streams and the responsibilities among the people most qualified to
Jeff Mustard, Sterling's director of communications, has worked with
Garcia at Sterling Financial from its beginning. Mustard says, "Charlie
has a clear vision of what he wants to get done, but he relies on people
around him. He has a strong military background and the structure of
the office reflects that. For instance, his assistant has the title
"Chief of Staff." He believes he can't know everything and
he can't be in all places in all times. He runs his shop in a military
manner. Everything is designed for efficiency."
"This is almost going to sound silly," Mustard says, "But
Charlie is a good guy with lots of integrity who means well, works hard,
is honest and tries to do the right thing. Those are very real adjectives
that apply to a real person. A lot of people might say that's what they
are and strive to be that way, but Charlie actually does those things
every day. Plus, he's likeable, easy going, and down to earth. I've
known him four years now and I've never seen him raise his voice, ever."
1988, President Ronald Reagan selected Garcia to serve as one of fourteen
White House Fellows, a prestigious program in which approximately one
dozen professionals are selected from more than two thousand applicants
from around the country. As a White House Fellow, Garcia, who has a
master's degree in public administration, worked for former Goldman
Sachs Chairman John C. Whitehead at the U.S. State Department, focusing
on international narcotics policy.
Garcia also served in President George Bush's administration for former
Secretary of Education and "Drug Czar" William J. Bennett,
where he helped draft the nation's first National Drug Control Strategy
with a budget of over $6 billion distributed to 23 federal agencies.
He also helped Bennett edit two books about improving the nation's schools.
A graduate of the U.S. Air Force Academy, Garcia became the 4th highest
ranking officer among 4,400 cadets. He was elected to serve as chairman
of the Cadet Honor Committee and was awarded the "Class of 1983
Honor and Ethics Trophy," an honor bestowed to the graduating senior
who "most personifies the ideals of personal integrity."
General John R. Galvin, the Commander of the U.S. Southern Command
in the Republic of Panama, who later became NATO Supreme Allied Commander,
chose Garcia as one of his key advisors on guerilla warfare and insurgent
movements in Latin America.

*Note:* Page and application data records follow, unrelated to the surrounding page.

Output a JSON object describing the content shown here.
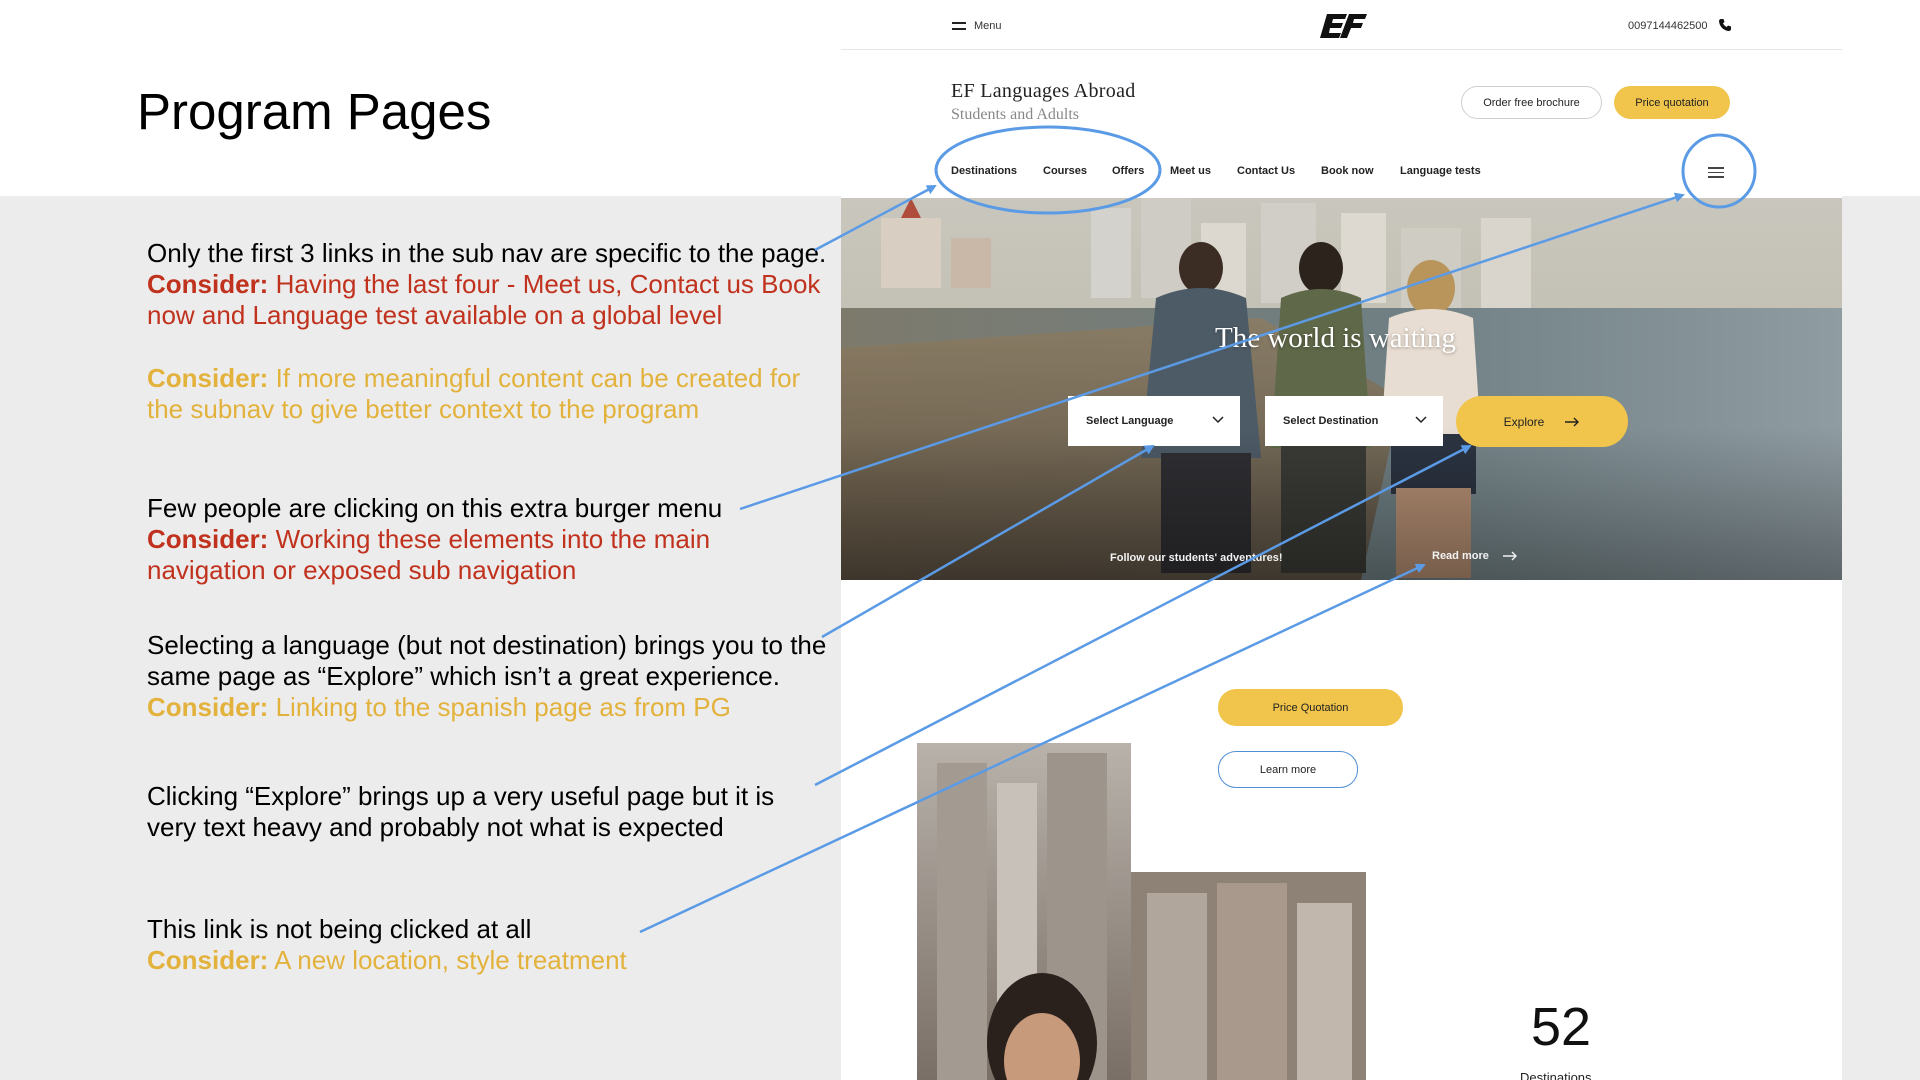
{
  "slide": {
    "title": "Program Pages"
  },
  "notes": [
    {
      "main": "Only the first 3 links in the sub nav are specific to the page.",
      "considerations": [
        {
          "label": "Consider:",
          "text": "Having the last four - Meet us, Contact us Book now and Language test available on a global level",
          "tone": "red"
        },
        {
          "label": "Consider:",
          "text": "If more meaningful content can be created for the subnav to give better context to the program",
          "tone": "gold"
        }
      ]
    },
    {
      "main": "Few people are clicking on this extra burger menu",
      "considerations": [
        {
          "label": "Consider:",
          "text": "Working these elements into the main navigation or exposed sub navigation",
          "tone": "red"
        }
      ]
    },
    {
      "main": "Selecting a language (but not destination) brings you to the same page as “Explore” which isn’t a great experience.",
      "considerations": [
        {
          "label": "Consider:",
          "text": "Linking to the spanish page as from PG",
          "tone": "gold"
        }
      ]
    },
    {
      "main": "Clicking “Explore” brings up a very useful page but it is very text heavy and probably  not what is expected",
      "considerations": []
    },
    {
      "main": "This link is not being clicked at all",
      "considerations": [
        {
          "label": "Consider:",
          "text": "A new location, style treatment",
          "tone": "gold"
        }
      ]
    }
  ],
  "site": {
    "topbar": {
      "menu_label": "Menu",
      "phone": "0097144462500"
    },
    "brand": {
      "title": "EF Languages Abroad",
      "subtitle": "Students and Adults"
    },
    "header_buttons": {
      "brochure": "Order free brochure",
      "quotation": "Price quotation"
    },
    "subnav": [
      "Destinations",
      "Courses",
      "Offers",
      "Meet us",
      "Contact Us",
      "Book now",
      "Language tests"
    ],
    "hero": {
      "headline": "The world is waiting",
      "language_select": "Select Language",
      "destination_select": "Select Destination",
      "explore": "Explore",
      "follow": "Follow our students' adventures!",
      "read_more": "Read more"
    },
    "cta": {
      "price_quotation": "Price Quotation",
      "learn_more": "Learn more"
    },
    "stat": {
      "number": "52",
      "label": "Destinations"
    }
  },
  "colors": {
    "annotation_red": "#c0321e",
    "annotation_gold": "#e3b23c",
    "accent_yellow": "#f1c54c",
    "callout_blue": "#5b9be6",
    "panel_gray": "#ececec"
  }
}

Garcia earned the Defense Meritorious Service
Medal, the highest peacetime award given to a member of the U.S. Armed
Forces. After his government service, Garcia attended Columbia Law School.
advice does Garcia have for other Hispanics? "The most important
thing I've realized is that success is finding your calling in life
regardless of financial gain. To be happy you have to follow your passion.
Too many times people don't follow their dreams---they become doctors
or lawyers because other people want them to. Find out what makes you
tick, and then do what really makes you happy. Also, we need to do more
to help each other. I believe that you have to give back to the community
and I've always done that."
© Summer 2001 Hispanic Today (www.hispanic-today.com)
Reprinted with permission.